Information shown START
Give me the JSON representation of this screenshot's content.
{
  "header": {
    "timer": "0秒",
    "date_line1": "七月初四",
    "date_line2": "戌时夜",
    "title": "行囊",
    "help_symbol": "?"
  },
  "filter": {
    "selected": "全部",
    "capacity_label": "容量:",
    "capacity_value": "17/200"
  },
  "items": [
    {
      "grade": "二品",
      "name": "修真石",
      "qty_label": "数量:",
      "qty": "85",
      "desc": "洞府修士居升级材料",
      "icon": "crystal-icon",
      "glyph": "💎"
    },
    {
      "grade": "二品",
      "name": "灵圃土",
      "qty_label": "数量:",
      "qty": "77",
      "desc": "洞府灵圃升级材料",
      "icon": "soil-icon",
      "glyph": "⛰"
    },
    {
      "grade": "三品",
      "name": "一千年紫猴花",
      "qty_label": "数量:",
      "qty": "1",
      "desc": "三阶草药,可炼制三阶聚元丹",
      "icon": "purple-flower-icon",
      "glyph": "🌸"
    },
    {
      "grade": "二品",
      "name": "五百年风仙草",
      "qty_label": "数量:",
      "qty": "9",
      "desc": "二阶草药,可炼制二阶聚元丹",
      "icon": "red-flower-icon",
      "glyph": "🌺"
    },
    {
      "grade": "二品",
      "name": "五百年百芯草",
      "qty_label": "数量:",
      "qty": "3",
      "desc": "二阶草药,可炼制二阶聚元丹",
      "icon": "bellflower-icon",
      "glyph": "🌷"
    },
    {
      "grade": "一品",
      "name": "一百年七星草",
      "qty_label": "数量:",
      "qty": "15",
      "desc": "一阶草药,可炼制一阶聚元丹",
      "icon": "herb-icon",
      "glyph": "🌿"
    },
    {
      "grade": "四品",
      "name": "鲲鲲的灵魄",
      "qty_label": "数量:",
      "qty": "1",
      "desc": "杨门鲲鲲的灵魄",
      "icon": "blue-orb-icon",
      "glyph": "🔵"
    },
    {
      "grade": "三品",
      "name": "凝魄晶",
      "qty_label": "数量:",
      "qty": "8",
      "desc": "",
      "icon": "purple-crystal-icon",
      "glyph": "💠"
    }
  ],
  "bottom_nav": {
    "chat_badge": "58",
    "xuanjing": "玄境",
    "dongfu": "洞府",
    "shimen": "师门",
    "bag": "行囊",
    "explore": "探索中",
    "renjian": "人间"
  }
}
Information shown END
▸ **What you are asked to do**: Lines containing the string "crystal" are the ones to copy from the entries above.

▸ **Answer area**:
      "icon": "crystal-icon",
      "icon": "purple-crystal-icon",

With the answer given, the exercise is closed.